**Exercise input**
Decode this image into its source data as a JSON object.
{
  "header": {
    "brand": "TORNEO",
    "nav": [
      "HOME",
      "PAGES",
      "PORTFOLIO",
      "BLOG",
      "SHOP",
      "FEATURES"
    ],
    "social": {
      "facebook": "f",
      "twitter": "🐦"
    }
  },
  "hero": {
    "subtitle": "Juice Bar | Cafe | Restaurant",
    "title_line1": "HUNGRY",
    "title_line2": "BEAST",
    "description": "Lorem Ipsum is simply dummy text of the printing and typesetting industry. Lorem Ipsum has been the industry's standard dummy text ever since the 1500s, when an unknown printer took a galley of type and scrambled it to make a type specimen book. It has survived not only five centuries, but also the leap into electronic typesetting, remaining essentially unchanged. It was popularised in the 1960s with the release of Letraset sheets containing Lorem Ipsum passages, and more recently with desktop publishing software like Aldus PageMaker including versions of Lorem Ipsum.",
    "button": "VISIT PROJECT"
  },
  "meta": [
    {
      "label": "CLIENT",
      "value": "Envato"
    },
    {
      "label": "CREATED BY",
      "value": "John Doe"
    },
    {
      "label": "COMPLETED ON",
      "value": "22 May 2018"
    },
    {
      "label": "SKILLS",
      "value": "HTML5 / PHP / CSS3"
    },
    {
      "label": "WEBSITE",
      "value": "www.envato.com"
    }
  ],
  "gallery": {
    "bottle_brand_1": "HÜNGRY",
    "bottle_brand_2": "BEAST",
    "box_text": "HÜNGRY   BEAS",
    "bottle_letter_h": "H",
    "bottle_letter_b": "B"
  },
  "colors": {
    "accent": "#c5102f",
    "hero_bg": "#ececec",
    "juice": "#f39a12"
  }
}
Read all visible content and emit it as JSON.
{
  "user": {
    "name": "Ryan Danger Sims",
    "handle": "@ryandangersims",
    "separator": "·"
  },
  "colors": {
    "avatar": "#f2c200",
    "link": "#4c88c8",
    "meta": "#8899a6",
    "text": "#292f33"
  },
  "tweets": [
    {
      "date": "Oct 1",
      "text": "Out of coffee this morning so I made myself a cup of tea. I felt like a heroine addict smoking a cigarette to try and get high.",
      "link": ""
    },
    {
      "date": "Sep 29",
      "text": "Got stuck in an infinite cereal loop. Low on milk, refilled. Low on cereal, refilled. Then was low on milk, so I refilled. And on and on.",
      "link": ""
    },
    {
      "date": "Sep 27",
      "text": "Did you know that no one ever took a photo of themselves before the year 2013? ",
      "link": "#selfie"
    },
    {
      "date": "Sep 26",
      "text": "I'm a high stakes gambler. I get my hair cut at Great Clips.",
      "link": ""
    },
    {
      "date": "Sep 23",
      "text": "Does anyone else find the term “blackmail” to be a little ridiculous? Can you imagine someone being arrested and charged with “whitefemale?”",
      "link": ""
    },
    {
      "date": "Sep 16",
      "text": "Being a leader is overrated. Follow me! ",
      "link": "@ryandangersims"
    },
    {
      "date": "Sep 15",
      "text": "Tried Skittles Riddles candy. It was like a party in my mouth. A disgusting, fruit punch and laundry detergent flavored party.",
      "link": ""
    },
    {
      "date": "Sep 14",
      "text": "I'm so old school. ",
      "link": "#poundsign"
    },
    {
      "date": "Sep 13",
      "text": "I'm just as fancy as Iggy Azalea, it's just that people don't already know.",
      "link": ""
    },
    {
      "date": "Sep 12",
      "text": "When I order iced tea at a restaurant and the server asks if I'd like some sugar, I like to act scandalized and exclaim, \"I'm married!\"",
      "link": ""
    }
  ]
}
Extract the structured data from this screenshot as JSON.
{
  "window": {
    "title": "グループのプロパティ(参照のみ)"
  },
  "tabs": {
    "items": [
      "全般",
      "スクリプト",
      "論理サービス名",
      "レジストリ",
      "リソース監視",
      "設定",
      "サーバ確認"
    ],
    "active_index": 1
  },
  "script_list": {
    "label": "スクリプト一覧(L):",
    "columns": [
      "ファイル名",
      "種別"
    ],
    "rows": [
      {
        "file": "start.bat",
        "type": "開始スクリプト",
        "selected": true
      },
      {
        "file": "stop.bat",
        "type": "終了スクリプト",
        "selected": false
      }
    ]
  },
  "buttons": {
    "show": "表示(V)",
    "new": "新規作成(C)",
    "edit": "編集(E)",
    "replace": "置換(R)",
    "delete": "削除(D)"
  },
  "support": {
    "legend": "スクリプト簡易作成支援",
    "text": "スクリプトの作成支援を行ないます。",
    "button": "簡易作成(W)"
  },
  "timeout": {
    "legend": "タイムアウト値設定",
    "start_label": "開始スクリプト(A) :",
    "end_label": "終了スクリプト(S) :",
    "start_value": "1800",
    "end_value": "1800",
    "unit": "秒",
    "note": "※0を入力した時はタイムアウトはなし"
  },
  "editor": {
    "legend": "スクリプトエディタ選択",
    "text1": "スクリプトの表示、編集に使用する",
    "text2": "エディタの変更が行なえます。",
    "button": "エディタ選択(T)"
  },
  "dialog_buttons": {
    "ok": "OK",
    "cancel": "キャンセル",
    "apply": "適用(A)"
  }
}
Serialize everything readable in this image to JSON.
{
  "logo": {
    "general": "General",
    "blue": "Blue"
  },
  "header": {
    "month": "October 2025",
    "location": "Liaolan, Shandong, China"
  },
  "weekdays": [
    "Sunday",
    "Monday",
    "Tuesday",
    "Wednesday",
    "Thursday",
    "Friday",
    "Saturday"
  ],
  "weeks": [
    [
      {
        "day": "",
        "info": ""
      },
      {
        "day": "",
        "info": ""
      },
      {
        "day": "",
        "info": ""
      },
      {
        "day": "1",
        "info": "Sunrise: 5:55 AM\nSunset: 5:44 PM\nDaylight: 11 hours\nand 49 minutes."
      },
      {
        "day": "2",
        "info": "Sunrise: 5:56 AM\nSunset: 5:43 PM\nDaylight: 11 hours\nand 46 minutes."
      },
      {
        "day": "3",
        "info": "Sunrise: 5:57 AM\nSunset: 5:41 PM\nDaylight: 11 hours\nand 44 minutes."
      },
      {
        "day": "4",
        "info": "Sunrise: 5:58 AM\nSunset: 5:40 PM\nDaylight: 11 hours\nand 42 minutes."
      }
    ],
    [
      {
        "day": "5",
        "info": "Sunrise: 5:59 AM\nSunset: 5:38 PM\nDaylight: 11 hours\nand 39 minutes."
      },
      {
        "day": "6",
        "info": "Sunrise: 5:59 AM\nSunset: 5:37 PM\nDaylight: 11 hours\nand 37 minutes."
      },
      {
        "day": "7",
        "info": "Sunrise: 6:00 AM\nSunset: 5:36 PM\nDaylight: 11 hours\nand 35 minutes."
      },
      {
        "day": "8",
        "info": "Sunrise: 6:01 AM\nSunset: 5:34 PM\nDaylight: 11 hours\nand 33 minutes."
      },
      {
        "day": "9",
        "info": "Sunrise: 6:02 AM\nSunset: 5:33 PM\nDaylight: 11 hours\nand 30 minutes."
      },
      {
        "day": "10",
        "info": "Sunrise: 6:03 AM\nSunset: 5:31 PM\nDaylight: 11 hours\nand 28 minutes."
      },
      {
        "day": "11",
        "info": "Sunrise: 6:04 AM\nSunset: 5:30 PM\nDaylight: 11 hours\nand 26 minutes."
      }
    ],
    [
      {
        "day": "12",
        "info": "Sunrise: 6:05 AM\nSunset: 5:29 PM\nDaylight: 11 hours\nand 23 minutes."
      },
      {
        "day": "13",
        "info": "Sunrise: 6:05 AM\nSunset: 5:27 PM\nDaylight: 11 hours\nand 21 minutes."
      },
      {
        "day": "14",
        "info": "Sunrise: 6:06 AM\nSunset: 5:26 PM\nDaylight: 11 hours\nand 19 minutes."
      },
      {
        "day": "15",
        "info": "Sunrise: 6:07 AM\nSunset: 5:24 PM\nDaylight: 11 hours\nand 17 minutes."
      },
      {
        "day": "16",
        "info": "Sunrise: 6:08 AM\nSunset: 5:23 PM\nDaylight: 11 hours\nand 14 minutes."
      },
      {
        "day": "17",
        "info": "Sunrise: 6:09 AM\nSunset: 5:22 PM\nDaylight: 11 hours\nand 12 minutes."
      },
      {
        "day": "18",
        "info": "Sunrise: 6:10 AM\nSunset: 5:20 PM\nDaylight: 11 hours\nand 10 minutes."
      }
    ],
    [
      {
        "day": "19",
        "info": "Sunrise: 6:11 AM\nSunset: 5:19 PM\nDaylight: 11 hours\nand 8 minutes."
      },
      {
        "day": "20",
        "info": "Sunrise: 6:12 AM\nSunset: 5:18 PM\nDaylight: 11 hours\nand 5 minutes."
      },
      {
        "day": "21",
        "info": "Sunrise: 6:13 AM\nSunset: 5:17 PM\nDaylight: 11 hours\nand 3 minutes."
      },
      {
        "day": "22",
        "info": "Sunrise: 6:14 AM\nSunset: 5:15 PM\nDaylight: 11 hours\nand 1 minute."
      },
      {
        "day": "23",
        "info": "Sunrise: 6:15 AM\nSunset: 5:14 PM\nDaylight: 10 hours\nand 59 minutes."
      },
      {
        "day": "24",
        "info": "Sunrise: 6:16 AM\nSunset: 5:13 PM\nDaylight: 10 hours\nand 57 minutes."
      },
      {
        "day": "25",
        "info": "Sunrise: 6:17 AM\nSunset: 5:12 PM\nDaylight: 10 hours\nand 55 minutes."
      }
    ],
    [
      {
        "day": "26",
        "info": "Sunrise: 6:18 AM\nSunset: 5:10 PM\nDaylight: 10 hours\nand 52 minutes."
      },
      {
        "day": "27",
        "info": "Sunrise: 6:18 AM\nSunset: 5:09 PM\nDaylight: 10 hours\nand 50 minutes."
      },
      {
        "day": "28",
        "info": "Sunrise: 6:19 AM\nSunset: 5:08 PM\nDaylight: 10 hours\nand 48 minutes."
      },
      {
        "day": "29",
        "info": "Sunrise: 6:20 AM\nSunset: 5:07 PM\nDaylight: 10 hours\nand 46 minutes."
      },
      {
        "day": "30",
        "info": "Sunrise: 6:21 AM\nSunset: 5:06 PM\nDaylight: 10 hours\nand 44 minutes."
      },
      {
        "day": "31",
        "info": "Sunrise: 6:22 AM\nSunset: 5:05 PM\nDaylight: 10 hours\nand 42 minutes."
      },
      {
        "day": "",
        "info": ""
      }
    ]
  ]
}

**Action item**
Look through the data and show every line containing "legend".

**Output of the task**
    "legend": "スクリプト簡易作成支援",
    "legend": "タイムアウト値設定",
    "legend": "スクリプトエディタ選択",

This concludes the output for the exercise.